President Carter is treading water for the moment on the question of how to respond to Poland's request for multi-billion-dollar economic relief, but the argument within his administration goes on. There is strong support for offering some help now, and dangling the prospect of more later, in order to firm up the exciting but fragile union-government experiment in power-sharing, or at least to show that the United States cares. Even if cost were not a consideration, however -- and it is -- help of the no-strings attached sort desired by the Poles would not be a good idea.
It is worth examining why. The workers' strike movement of last August reflected the collapse of the system of political control of the economy practiced by the Communist Party since it was put in power by the Red Army in World War II. The trouble was not simply economic duress, which is admittedly extreme. It was political control, which is pervasive, stultifyng and woefully wasteful. This is why the $20 billion in Western credits that Poland received in the 1970s left the country the debt-ridden, inefficient place it is today. The proper antidote is not, then, economic relief but political decontrol: to depoliticize, debureaucratize and decentralize economic decision-making to allow a greater hand to marker forces and to popular demand.
Understandably, the Polish government wants just an economic quick-fix: fast, safe -- if temporary -- relief from its ailment. With Western aid, it wants to restore the old-style command economy that is the natural complement of the Communist Party's political monopoly. But why should the United States, or others in the West, pay for the privilege of making Poland safe again for Soviet-style state socialism -- a system in which, finally, there is no place for an independent union movement or for even the limited political rights that the workers are trying to achieve now? Further credits or debt relief or whatever -- with the American taxpayer's money, mind you -- should be tied to reforms. Otherwise, let Moscow pay.
The official Poles now argue that the West must grant new easy credits, so that Poland can repay the old ones and -- this is said warily -- so that the Soviet Union won't invade. To establish credit-worthiness and repayment capacity, however, reforms are essential. Nor can Soviet restraint be purchased by American dollars.

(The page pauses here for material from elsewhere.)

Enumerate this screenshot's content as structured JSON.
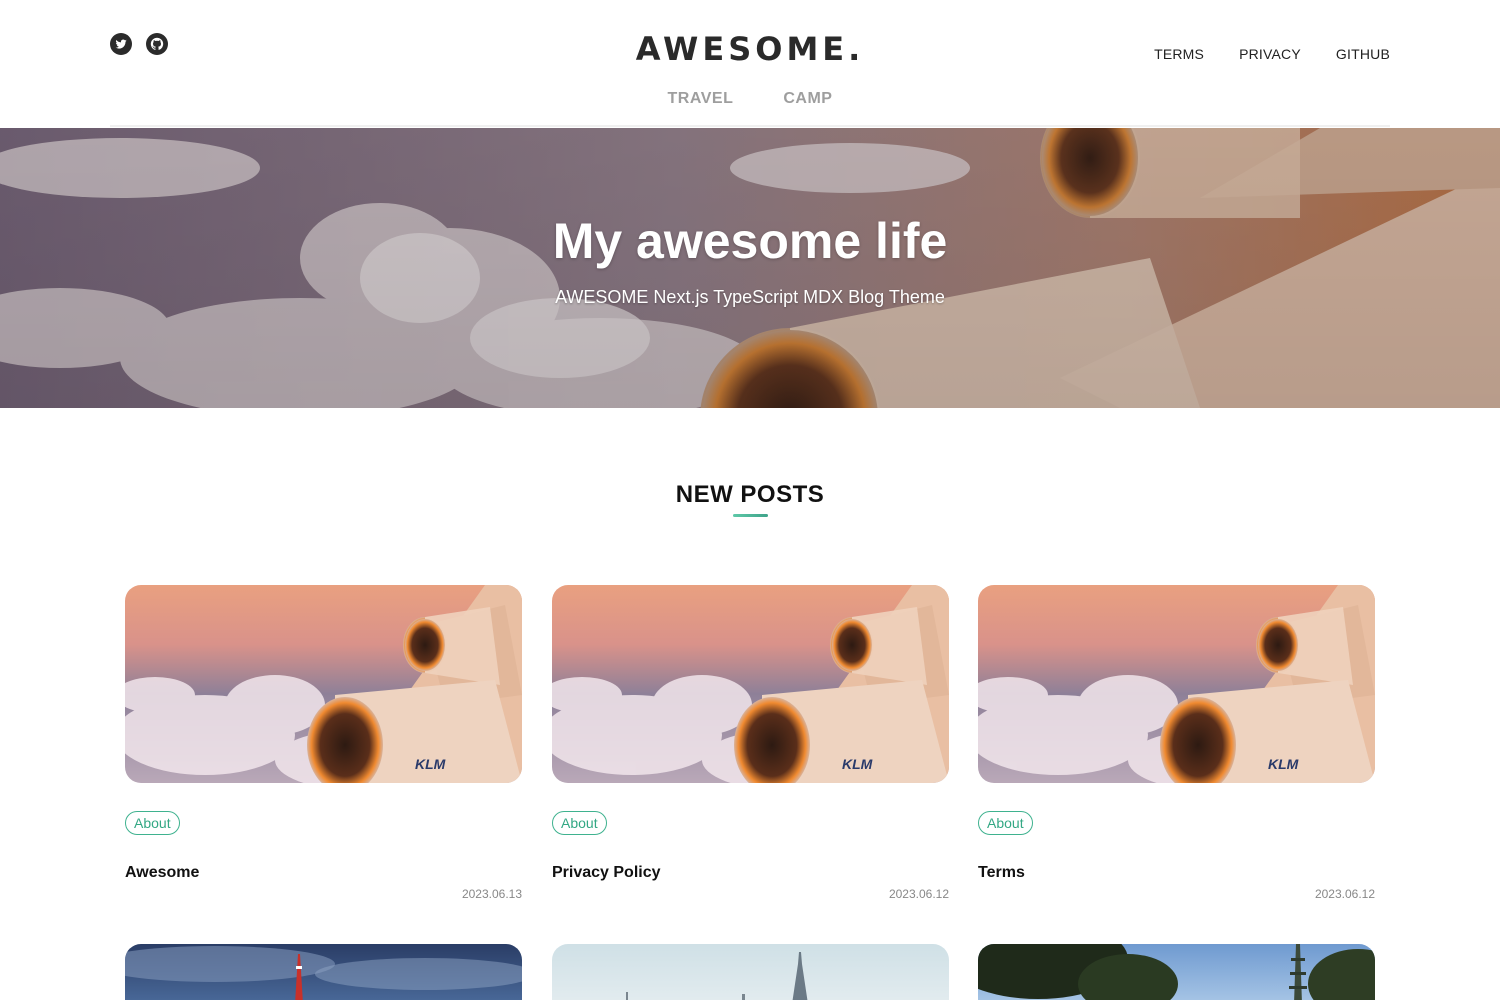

The most valuable contribution the United States can made in that regard is to let Moscow know that, if it invades Poland, all of its bets with the new administration are off.